Author(s): Tenev T, Bianchi K, Darding M, Broemer M, Langlais C,
Abstract Share this page
Abstract A better understanding of the mechanisms through which anticancer drugs exert their effects is essential to improve combination therapies. While studying how genotoxic stress kills cancer cells, we discovered a large ∼2MDa cell death-inducing platform, referred to as "Ripoptosome." It contains the core components RIP1, FADD, and caspase-8, and assembles in response to genotoxic stress-induced depletion of XIAP, cIAP1 and cIAP2. Importantly, it forms independently of TNF, CD95L/FASL, TRAIL, death-receptors, and mitochondrial pathways. It also forms upon Smac-mimetic (SM) treatment without involvement of autocrine TNF. Ripoptosome assembly requires RIP1's kinase activity and can stimulate caspase-8-mediated apoptosis as well as caspase-independent necrosis. It is negatively regulated by FLIP, cIAP1, cIAP2, and XIAP. Mechanistically, IAPs target components of this complex for ubiquitylation and inactivation. Moreover, we find that etoposide-stimulated Ripoptosome formation converts proinflammatory cytokines into prodeath signals. Together, our observations shed new light on fundamental mechanisms by which chemotherapeutics may kill cancer cells. Copyright © 2011 Elsevier Inc. All rights reserved.

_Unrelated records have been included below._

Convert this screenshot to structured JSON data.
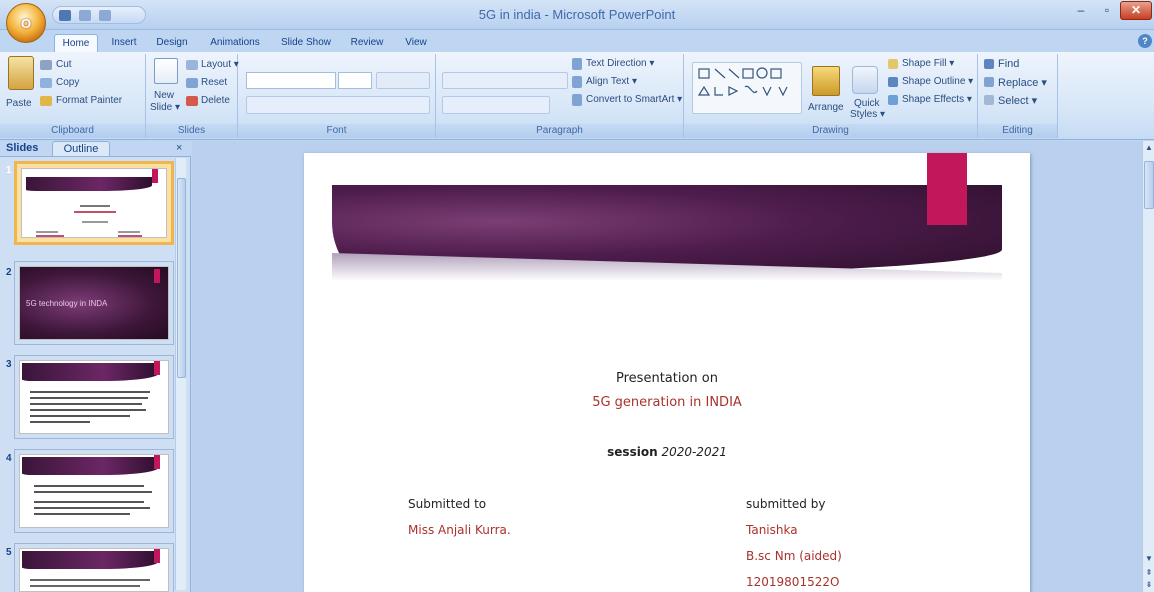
{
  "window": {
    "title": "5G in india - Microsoft PowerPoint",
    "office_button_label": "O",
    "minimize": "–",
    "maximize": "▫",
    "close": "✕"
  },
  "tabs": [
    "Home",
    "Insert",
    "Design",
    "Animations",
    "Slide Show",
    "Review",
    "View"
  ],
  "ribbon": {
    "clipboard": {
      "name": "Clipboard",
      "paste": "Paste",
      "cut": "Cut",
      "copy": "Copy",
      "format_painter": "Format Painter"
    },
    "slides": {
      "name": "Slides",
      "new_slide": "New",
      "new_slide2": "Slide ▾",
      "layout": "Layout ▾",
      "reset": "Reset",
      "delete": "Delete"
    },
    "font": {
      "name": "Font"
    },
    "paragraph": {
      "name": "Paragraph",
      "text_direction": "Text Direction ▾",
      "align_text": "Align Text ▾",
      "convert_smartart": "Convert to SmartArt ▾"
    },
    "drawing": {
      "name": "Drawing",
      "arrange": "Arrange",
      "quick_styles": "Quick",
      "quick_styles2": "Styles ▾",
      "shape_fill": "Shape Fill ▾",
      "shape_outline": "Shape Outline ▾",
      "shape_effects": "Shape Effects ▾"
    },
    "editing": {
      "name": "Editing",
      "find": "Find",
      "replace": "Replace ▾",
      "select": "Select ▾"
    }
  },
  "left_panel": {
    "tab_slides": "Slides",
    "tab_outline": "Outline",
    "close": "×",
    "thumb2_text": "5G technology in INDA",
    "slide_numbers": [
      "1",
      "2",
      "3",
      "4",
      "5"
    ]
  },
  "slide": {
    "line1": "Presentation on",
    "line2": "5G generation in INDIA",
    "session_label": "session",
    "session_value": "2020-2021",
    "submitted_to_label": "Submitted to",
    "submitted_to_name": "Miss Anjali Kurra.",
    "submitted_by_label": "submitted by",
    "submitted_by_name": "Tanishka",
    "course": "B.sc Nm (aided)",
    "roll": "12019801522O"
  },
  "colors": {
    "accent_pink": "#c2185b",
    "band_purple": "#4d1c4b",
    "text_red": "#a8322c"
  }
}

This article was published in Mol Cell
and referenced in Journal of Cytology & Histology